A Journal of Disability Poetry
Each new issue of Wordgathering seems to seek a theme of its own and this issue is no exception. This time, a number of pieces seem to cluster around art and ekphrastic poetry. Diane Kendig's essay introduces the reader to Maria Blanchard, a Spanish artist who would have been considered disabled, had the term been around during her lifetime, Kendig's essay illuminates both Blanchard's life and her own poem based upon researching the artist. Ona Gritz provdes an essay on her experience with the work of a more familiar artist – Frida Kahlo. Kendig, Gritz and poet Sheila Black all contribute poems on Kahlo as well.
The interview for the September issue is Liz Whiteacre, the winner of the 2010 Inglis House Poetry Contest. In addition to poems by Whiteacre, we are joined again by old friends Jimmy Burns, Barbara Crooker, Nancy Scott and Ellen Williams. There are quite a few first timers as well including Chirstopher Jon Heuer, Barry Horon, Elaine Jones, Jean McLeod, Stephen Mead and Arbin Tabao. Kathi Wolfe, whose work is familiar to many of our readers gives us two new poems and an essay discussing the transition from her book on Helen Keller to a more modern poetry avatar. The final essay is by Ellen Williams.
As always, book reviews are an important part of Wordgathering. This time around we take a look at three new works. South African poet and playwright Kobus Moolman has put together a collection of works by writers with disabilities from his country. Poet Elizabeth Glixman, a previous Inglis House Poetry contest winner has a new chapbook. Finally, Raymond Luczak returns with his latest book – this time a novel. In addition to the review, we also offer excerpts from two books. The first is from The Language of Me, an autobiographical work by Musa Zulu, one of the writers included in Moolman's anthology.

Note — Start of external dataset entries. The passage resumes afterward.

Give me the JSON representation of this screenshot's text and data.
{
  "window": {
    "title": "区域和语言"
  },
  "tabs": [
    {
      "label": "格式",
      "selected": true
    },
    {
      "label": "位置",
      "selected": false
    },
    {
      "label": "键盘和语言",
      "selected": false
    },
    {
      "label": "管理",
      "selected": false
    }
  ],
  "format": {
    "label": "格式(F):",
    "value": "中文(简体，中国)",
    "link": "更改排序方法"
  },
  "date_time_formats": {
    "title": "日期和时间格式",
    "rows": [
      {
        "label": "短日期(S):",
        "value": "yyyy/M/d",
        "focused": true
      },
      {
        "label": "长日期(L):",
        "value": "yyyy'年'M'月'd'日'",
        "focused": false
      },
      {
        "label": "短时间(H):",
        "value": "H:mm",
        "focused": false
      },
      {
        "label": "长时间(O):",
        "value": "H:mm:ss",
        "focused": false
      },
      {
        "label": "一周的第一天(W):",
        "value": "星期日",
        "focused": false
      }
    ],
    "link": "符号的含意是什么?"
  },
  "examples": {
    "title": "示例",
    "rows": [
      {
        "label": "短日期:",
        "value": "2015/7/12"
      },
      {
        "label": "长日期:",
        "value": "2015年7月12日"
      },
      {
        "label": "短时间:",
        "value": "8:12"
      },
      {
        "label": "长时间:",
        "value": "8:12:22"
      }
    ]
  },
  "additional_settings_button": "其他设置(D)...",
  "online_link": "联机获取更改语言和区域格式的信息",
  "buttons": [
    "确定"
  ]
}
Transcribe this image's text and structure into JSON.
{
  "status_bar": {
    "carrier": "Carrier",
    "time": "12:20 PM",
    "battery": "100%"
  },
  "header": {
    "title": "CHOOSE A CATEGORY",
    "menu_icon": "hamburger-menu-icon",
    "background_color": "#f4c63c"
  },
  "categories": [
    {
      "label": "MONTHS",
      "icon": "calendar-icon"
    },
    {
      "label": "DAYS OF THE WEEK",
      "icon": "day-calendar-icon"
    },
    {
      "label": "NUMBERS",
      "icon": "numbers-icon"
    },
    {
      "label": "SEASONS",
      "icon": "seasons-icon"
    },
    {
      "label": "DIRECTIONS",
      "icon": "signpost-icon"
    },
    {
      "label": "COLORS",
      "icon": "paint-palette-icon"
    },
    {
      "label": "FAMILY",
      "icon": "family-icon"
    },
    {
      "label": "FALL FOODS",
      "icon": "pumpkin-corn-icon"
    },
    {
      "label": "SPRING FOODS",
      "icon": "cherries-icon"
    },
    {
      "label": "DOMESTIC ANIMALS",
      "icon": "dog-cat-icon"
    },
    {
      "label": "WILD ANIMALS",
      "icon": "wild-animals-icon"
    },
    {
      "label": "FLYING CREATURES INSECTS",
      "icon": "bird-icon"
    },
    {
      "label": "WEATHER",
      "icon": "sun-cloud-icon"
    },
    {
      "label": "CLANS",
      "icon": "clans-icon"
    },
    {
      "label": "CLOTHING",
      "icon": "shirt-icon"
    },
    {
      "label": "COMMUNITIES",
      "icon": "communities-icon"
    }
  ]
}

The second is the first chapter of Jonathan Chiccino's debut science fiction novel, The Penumbra Chronicles.
Since its beginning almost three years ago, Wordgathering has publish over 150 poets. While it is always a good to thing to get public exposure to your work by having it appear in an online journal, the poets who have been published here know that exposure is the only real payment that they get for their work since Wordgathering is truly a non-profit journal. This time, however, the editors thought it might me interesting to offer a nominal payment to the poet who wrote the poem that readers considered their favorite with a $25 prize. To vote for your favorite poem, just send us an email at comments@Wordgathering.com. Put "Best Poem" in the subject line. Be sure to include the name of the poem, the poet and why you liked it. Of course, while you are writing you can also tell us about other poems, essays, excerpts or book reviews that you liked. We will announce the winner in the next issue.
In the July issue of Wordgathering the winners of the 2010 Inglis House Poetry Contest were announced. Now Their Buuoyant Bodies Respond a chapbook of the best poetry submitted to the contest, is available for $5. Mail to:
Inglis House Poetry Workshop
or inquire by email at firstname.lastname@example.org.
Do you have a new book out that you want others to know about or have you had other disability related poems published? Let us know. Wordgathering is on Twitter and will be glad to tweet out or retweet your announcements. You can find us at http://twitter.com/wordgathering . For those on Facebook, we have also provided a Wordgathering page on Facebook where you can feel free to post any news about your literary endeavors, just comment on writing in general or connect with other writers whose work you may have seen. Someone needs to be the first to post. It might as well be you.
This site is maintained by Michael Northen.